Erin said she worries this might have a negative impact on younger campers in that they might not want to come back to camp.
She said she would encourage camp even though the heat event happened because “I’ve been here 12 years and this has never happened.”
Bay Breeze camp director Charron “C-Turtle” Dean said everyone, including campers, staff and emergency workers, did a great job.
The National Weather Service has issued another excessive heat watch June 30, according to information from Charles County government.
The Charles County commissioners remind residents that the following public buildings will be open during regular business hours for use by residents as cooling centers during the extreme heat:
Capital Clubhouse (9 a.m. to 9 p.m. Saturday and Sunday) at 3033 Waldorf Marketplace in Waldorf.
Charles County Public Library (all branches open 9 a.m. to 5 p.m. Saturday) at La Plata Branch at 2 Garrett Ave. in La Plata; P.D. Brown Memorial Branch at 50 Village St. in Waldorf; and Potomac Branch at 3225 Ruth B. Swann Drive in Indian Head.
Outdoor pools (Saturday and Sunday) at La Plata High School (noon to 6 p.m.); McDonough High School (noon to 5 p.m.); and Thomas Stone High School (noon to 6 p.m.)

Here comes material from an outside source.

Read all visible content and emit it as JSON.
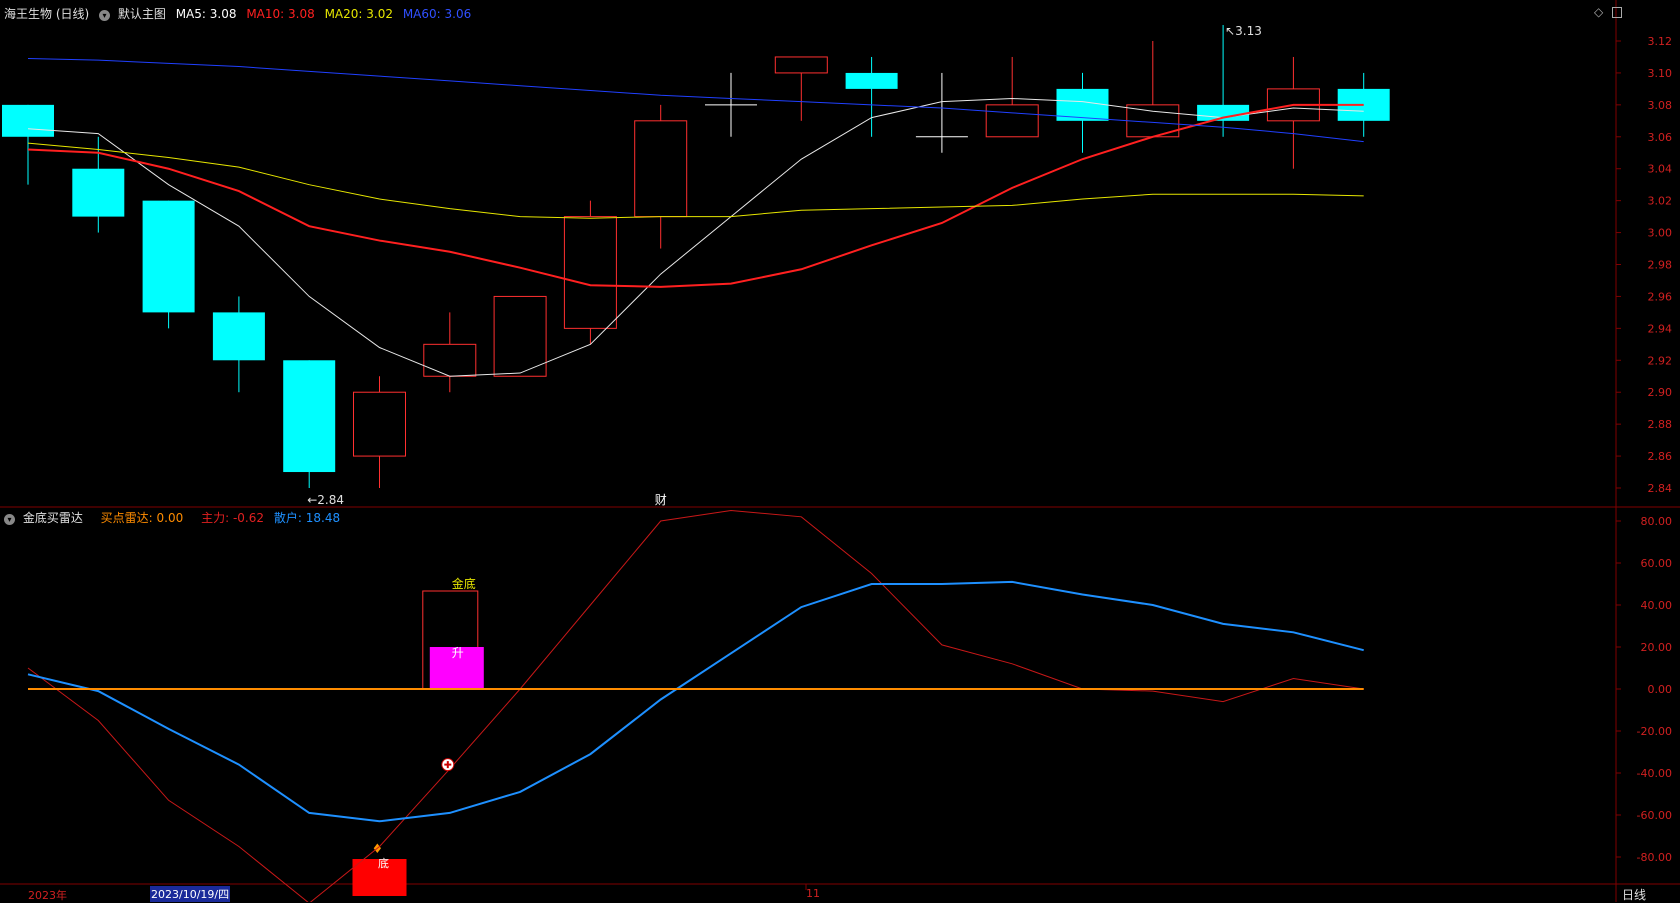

Indoor pools (noon to 5 p.m. Saturday and Sunday) at North Point High School and Henry E. Lackey High School. Fees for indoor and outdoor pools are $5 for people 13 and older; $4 for youth ages 2 to 12 and seniors; and free for children younger than 2.